* **What you need to do**: All entries must be set down once more, precisely as given.

* **Supplied information**:
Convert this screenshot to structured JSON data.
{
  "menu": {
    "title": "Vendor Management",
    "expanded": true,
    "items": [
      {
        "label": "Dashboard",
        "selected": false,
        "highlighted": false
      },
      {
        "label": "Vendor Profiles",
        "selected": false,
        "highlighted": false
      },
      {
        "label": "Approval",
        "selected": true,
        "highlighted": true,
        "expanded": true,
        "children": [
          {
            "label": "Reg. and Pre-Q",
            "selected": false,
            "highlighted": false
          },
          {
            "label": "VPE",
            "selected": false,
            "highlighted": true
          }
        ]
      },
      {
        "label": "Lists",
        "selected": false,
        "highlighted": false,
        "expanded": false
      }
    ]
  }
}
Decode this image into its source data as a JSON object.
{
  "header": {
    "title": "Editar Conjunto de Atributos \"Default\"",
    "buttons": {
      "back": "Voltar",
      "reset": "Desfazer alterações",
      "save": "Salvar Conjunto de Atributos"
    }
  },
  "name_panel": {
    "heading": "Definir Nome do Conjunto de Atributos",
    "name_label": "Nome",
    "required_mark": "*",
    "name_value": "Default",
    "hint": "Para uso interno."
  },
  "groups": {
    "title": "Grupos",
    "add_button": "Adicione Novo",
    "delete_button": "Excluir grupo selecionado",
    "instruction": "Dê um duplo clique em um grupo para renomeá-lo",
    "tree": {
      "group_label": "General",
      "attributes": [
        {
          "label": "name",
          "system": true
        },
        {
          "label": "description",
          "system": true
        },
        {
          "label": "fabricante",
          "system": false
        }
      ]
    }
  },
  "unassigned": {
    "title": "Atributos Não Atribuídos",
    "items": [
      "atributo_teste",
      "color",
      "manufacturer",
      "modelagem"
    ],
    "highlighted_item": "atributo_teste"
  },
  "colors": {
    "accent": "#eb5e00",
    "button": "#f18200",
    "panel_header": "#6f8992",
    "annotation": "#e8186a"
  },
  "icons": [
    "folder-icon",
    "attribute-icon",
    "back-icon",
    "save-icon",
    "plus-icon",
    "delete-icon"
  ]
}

* **Task answer**:
Convert this screenshot to structured JSON data.
{
  "menu": {
    "title": "Vendor Management",
    "expanded": true,
    "items": [
      {
        "label": "Dashboard",
        "selected": false,
        "highlighted": false
      },
      {
        "label": "Vendor Profiles",
        "selected": false,
        "highlighted": false
      },
      {
        "label": "Approval",
        "selected": true,
        "highlighted": true,
        "expanded": true,
        "children": [
          {
            "label": "Reg. and Pre-Q",
            "selected": false,
            "highlighted": false
          },
          {
            "label": "VPE",
            "selected": false,
            "highlighted": true
          }
        ]
      },
      {
        "label": "Lists",
        "selected": false,
        "highlighted": false,
        "expanded": false
      }
    ]
  }
}
Decode this image into its source data as a JSON object.
{
  "header": {
    "title": "Editar Conjunto de Atributos \"Default\"",
    "buttons": {
      "back": "Voltar",
      "reset": "Desfazer alterações",
      "save": "Salvar Conjunto de Atributos"
    }
  },
  "name_panel": {
    "heading": "Definir Nome do Conjunto de Atributos",
    "name_label": "Nome",
    "required_mark": "*",
    "name_value": "Default",
    "hint": "Para uso interno."
  },
  "groups": {
    "title": "Grupos",
    "add_button": "Adicione Novo",
    "delete_button": "Excluir grupo selecionado",
    "instruction": "Dê um duplo clique em um grupo para renomeá-lo",
    "tree": {
      "group_label": "General",
      "attributes": [
        {
          "label": "name",
          "system": true
        },
        {
          "label": "description",
          "system": true
        },
        {
          "label": "fabricante",
          "system": false
        }
      ]
    }
  },
  "unassigned": {
    "title": "Atributos Não Atribuídos",
    "items": [
      "atributo_teste",
      "color",
      "manufacturer",
      "modelagem"
    ],
    "highlighted_item": "atributo_teste"
  },
  "colors": {
    "accent": "#eb5e00",
    "button": "#f18200",
    "panel_header": "#6f8992",
    "annotation": "#e8186a"
  },
  "icons": [
    "folder-icon",
    "attribute-icon",
    "back-icon",
    "save-icon",
    "plus-icon",
    "delete-icon"
  ]
}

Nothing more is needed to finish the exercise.